Tuesday, February 14, 2017
The Way You Can Prevent Your Low Blood Sugar
If you have diabetes and take certain diabetes drugs like insulin, you may experience low blood sugar (hypoglycemia) sometimes. Hypoglycemia is blood sugar less than 70 mg/dL. However, some people have symptoms of low blood sugar even at higher blood sugar levels. This can happen when blood sugar is dropping too quickly or if the person has had very high blood sugar for a long time.
Even mild hypoglycemia symptoms are difficult on your body and emotions. By learning more about the signs and causes of low blood sugar, you can take steps to keep it from happening again. Frequent low blood sugars are serious, because the body becomes less able to show the warning signals of low blood sugar.
Causes and symptoms of low blood sugar
Low blood sugar is usually caused by eating less or later than usual, changing your physical activity or taking a diabetes medicine that is not right for your needs. Even mistakes in dosing can lead to hypoglycemia. For example, you could mistake one insulin for another or forget that you had already taken your diabetes pills. Common symptoms of low blood sugar are:
- Feeling dizzy or lightheaded
- Feeling nervous, anxious or irritated
- Having a fast heart beat
- Sweating or having clammy skin
- Feeling tired or confused
- Having a headache
What to do to prevent low blood sugar
If you think you have any low blood sugar symptoms, check your blood sugar right away. If your blood sugar is less than 3.0 mmol/L (or below the level set by your doctor) take one of the following right away (15 grams of carbohydrates).
- 3-4 glucose tablets (4-5 grams of glucose each)
- Half cup of fruit juice
- One tablespoon of sugar, jam or honey
- 7-8 candies
If you feel your blood sugar is low and you cannot test it, take one of the above anyway. It is better to be safe than sorry. After treating your low blood sugar, wait for 15 minutes then test your blood sugar again. If it is still low, eat or drink another 15 grams of carbohydrates. Waiting to treat low blood sugar is not safe. Not treating symptoms quickly can cause you to faint and lose consciousness, which would then require emergency treatment.

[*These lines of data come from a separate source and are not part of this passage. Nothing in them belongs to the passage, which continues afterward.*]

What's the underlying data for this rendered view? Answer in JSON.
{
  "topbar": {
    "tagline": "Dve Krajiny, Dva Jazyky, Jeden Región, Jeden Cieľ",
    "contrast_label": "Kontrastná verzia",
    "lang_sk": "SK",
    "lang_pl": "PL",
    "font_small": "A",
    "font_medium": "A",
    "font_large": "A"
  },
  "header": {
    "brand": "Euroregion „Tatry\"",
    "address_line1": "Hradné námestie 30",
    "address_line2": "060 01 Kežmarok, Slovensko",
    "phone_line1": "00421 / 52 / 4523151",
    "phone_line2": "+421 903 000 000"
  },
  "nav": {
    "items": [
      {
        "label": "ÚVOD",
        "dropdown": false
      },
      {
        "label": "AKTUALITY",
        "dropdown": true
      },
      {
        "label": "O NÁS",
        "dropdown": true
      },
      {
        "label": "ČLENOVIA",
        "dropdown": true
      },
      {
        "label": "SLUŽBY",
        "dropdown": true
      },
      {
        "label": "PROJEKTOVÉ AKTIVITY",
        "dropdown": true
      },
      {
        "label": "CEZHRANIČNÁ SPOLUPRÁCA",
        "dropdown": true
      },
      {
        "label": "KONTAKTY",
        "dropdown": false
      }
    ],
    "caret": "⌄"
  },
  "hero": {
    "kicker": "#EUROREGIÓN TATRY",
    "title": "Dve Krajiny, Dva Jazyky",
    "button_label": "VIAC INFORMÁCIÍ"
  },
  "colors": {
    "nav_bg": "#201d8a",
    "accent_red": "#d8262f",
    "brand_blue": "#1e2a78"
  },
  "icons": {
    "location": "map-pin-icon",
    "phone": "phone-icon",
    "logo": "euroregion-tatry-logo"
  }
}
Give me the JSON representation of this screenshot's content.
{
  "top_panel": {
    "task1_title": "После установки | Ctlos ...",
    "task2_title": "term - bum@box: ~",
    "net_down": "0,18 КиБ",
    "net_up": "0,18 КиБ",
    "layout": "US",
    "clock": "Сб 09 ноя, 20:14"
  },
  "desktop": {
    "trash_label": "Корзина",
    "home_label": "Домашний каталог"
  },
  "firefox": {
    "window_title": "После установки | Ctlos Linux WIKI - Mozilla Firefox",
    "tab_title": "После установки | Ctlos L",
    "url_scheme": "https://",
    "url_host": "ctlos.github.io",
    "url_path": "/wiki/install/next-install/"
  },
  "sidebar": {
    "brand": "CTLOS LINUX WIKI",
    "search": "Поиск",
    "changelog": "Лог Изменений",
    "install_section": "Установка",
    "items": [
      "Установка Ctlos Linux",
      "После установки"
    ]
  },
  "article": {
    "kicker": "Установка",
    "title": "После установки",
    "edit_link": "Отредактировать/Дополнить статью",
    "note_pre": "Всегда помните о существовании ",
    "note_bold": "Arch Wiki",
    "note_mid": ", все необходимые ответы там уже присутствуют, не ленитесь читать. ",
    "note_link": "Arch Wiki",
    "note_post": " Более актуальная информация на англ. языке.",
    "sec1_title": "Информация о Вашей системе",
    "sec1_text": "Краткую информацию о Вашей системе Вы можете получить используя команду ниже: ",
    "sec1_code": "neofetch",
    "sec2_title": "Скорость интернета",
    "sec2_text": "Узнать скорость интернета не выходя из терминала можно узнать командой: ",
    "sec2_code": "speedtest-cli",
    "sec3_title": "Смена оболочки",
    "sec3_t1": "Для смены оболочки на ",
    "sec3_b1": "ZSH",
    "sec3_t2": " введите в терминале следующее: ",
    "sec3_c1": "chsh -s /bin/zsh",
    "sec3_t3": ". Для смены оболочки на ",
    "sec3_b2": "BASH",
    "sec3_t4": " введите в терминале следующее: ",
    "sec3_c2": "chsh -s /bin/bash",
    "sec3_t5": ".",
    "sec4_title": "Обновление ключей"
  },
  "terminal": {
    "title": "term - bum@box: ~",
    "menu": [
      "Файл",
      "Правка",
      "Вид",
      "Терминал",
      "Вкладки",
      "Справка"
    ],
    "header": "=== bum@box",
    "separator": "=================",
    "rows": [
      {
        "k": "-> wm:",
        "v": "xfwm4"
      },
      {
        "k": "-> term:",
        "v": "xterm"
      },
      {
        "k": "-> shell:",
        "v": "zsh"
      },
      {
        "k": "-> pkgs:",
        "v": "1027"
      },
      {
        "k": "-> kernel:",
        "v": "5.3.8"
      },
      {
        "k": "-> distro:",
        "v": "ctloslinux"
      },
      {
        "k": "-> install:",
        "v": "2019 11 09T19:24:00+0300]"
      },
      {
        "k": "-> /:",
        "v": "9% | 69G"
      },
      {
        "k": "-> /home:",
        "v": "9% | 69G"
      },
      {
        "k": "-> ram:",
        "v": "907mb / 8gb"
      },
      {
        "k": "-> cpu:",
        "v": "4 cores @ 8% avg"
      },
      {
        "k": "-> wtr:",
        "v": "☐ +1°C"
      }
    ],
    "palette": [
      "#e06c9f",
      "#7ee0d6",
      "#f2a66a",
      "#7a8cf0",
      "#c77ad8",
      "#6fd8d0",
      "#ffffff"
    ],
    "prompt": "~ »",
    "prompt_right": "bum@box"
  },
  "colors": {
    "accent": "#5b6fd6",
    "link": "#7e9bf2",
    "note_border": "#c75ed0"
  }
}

How to avoid low blood sugar
- Stay close to your schedule of eating, activity and medication
- Don’t skip meals
- Carry snacks and carbohydrates that have sugar so you can treat low blood sugar levels any time
- Test your blood sugar on schedule and anytime you feel different
- Carry identification: a bracelet, necklace, or ankle bracelet that has a medical alert message stating that you are taking diabetes medication
Why worry about hypoglycemia?
Clearly the symptoms of hypo-glycemia are unpleasant and can continue for hours even after the low blood sugar returns to normal levels. If severely low blood sugar is untreated, seizures, coma or even death can occur.
New evidence shows that hypoglycemia can include changes in heart rhythm and electrical problems in the heart. Heart attacks can occur later in life in people with diabetes-associated nerve function loss. Should you then give up on controlling your blood sugar? No, but discuss your blood sugar goals with your doctor to decide what blood sugar targets are the best and safest for you.